U.S. EPA added language around the initial and ongoing reporting periods and associated deadlines. However, there is still some uncertainty around time period and deadline for the initial report. Fortunately, language was also added to clarify that sources with a Title V permit can submit the required Boiler MACT compliance reports according to the schedule established by the permitting authority. U.S. EPA also made changes to the electronic reporting requirements to clarify how to submit different types of data [e.g., performance test results, relative accuracy test audit (RATA) results, etc.] depending on what is supported by U.S. EPA’s Electronic Reporting Tool (ERT).
U.S. EPA added language to the rule to clarify that wet scrubbers utilized solely for particulate control and not HCl (i.e., water scrubbers vs. alkaline slurry/solution scrubbers) are not subject to pH monitoring as previously implied in certain parts of the rule. The 2-point performance evaluation frequency for pH monitors was reduced from quarterly to annually, and the daily performance evaluation frequency was replaced with a daily requirement to clean the pH probe and to document that the pH monitor calibration frequency is sufficient to maintain its specified accuracy.
U.S. EPA updated the definition of “30-day rolling average” to clarify that the 720-hour basis applies to CO CEMS; all other parameters can be calculated either using the 720-hour basis or a new option of using all valid hours of data from 30 consecutive operating days. Additionally, U.S. EPA added the definition of “rolling average” to explain how averages should be calculated for CO CEMS and other parameters.
Hybrid Suspension Grate Subcategory
The definition of “hybrid suspension grate (HSG) boiler” now states that the minimum 40% moisture content of the biomass fired must be demonstrated by monthly fuel analysis. However, the rule does not specify what constitutes monthly fuel analysis. Additionally, the CO emissions limit for HSG boilers was increased from 2,800 to 3,500 ppmvd @ 3% O2 as demonstrated by stack testing. The 30-day rolling average CO CEMS emission limit of 900 ppmvd @ 3% O2 did not change. An option to request an alternative test method was also added for use of CO2 as a diluent correction instead of O2.
U.S. EPA added a provision to the opacity operating limit for boilers and process heaters with a fabric filter and not using a PM continuous parametric monitoring system (CPMS), such that affected sources can comply with either a 10% limit as a daily block average or the highest hourly average opacity reading measured during the most recent performance test.
The November 20, 2015 Federal Register publication of the final rule can be found here.
What provisions of the final rule are you most concerned about?
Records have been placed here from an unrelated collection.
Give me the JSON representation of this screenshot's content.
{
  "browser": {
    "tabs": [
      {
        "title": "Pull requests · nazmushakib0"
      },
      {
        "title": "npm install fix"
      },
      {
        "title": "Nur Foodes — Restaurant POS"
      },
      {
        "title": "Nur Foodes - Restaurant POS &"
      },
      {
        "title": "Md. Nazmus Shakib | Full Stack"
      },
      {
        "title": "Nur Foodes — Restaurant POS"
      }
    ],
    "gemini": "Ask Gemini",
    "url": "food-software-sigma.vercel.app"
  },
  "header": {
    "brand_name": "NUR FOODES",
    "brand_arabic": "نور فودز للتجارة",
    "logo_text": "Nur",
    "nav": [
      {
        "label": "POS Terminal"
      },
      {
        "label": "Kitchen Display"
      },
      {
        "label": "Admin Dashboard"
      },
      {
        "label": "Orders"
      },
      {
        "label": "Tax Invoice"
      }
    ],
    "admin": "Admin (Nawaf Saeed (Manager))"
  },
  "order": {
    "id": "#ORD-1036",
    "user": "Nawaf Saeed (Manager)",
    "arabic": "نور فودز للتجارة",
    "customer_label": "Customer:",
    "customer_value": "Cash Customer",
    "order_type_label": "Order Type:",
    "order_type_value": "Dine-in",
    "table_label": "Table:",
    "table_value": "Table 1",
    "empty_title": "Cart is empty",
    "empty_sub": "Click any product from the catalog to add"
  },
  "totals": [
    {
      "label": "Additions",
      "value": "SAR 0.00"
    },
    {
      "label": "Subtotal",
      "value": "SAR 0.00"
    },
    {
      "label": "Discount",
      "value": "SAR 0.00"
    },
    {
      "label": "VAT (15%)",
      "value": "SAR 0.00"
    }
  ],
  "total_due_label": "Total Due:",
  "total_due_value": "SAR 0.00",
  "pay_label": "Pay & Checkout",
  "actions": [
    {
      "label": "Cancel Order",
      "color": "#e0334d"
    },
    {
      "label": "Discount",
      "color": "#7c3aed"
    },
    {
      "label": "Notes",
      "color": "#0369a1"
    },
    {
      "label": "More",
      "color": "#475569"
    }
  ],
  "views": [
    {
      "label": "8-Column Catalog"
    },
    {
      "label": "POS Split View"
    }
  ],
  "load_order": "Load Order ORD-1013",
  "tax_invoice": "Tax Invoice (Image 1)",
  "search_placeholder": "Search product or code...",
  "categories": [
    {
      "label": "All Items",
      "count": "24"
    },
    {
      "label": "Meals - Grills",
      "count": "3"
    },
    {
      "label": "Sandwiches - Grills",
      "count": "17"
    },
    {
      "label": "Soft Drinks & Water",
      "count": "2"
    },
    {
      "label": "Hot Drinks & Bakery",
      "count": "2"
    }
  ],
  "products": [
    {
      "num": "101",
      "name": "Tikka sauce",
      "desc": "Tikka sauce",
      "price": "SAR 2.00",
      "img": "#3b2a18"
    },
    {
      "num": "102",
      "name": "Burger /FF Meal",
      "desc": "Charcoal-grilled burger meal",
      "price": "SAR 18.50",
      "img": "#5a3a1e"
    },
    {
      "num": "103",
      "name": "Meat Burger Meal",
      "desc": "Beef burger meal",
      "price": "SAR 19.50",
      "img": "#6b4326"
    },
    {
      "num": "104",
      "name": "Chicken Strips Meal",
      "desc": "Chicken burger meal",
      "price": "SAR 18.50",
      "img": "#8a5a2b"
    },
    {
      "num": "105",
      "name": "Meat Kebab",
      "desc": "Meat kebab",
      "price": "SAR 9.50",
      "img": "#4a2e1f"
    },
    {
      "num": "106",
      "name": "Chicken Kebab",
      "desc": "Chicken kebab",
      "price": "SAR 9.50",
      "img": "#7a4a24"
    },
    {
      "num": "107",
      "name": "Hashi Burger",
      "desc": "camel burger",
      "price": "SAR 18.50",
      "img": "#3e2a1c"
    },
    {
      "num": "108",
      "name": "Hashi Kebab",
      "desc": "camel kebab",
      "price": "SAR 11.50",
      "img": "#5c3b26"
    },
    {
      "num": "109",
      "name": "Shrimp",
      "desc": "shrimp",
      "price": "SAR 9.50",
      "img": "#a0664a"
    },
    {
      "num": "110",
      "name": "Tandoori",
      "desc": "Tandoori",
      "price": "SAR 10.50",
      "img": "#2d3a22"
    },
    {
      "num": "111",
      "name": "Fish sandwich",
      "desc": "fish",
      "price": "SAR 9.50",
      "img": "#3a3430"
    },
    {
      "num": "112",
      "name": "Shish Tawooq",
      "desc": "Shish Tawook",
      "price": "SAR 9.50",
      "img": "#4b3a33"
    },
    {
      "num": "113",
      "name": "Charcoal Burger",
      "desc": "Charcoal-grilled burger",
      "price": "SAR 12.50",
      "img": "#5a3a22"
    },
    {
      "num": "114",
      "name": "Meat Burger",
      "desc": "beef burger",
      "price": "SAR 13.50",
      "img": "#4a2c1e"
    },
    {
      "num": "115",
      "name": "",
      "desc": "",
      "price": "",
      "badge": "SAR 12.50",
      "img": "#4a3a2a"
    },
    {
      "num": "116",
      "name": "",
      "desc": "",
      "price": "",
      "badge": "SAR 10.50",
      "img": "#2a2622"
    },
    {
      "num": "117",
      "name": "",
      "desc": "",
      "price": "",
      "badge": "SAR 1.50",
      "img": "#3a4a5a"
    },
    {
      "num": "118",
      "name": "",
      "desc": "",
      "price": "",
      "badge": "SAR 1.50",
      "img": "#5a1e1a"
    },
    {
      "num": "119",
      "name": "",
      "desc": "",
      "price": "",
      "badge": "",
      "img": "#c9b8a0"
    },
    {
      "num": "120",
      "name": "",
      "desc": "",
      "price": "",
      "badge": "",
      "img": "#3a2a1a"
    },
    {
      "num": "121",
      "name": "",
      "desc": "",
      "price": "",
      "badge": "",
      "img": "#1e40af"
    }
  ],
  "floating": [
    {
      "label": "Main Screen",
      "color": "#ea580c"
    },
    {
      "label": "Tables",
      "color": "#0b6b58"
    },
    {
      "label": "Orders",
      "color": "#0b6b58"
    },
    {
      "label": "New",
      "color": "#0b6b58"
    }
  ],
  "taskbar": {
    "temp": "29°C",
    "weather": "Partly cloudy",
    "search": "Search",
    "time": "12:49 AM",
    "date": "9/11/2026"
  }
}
Let me know in the comments or reach out to me directly to discuss at firstname.lastname@example.org or 610.933.5246 x122.
- ALL4 Boiler MACT Distinctions
- Five Things to Consider Before the January 31, 2016 Major Source Boiler MACT Compliance Date
- Boiler MACT Reconsideration Comments Not Without A Few Clever Responses
140 CFR Part 63, Subpart DDDDD (National Emissions Standards for Hazardous Air Pollutants for Major Sources: Industrial, Commercial, and Institutional Boilers and Process Heaters) establishes Maximum Achievable Control Technology (MACT) standards for boilers and process heaters at major sources of hazardous air pollutants (HAPs).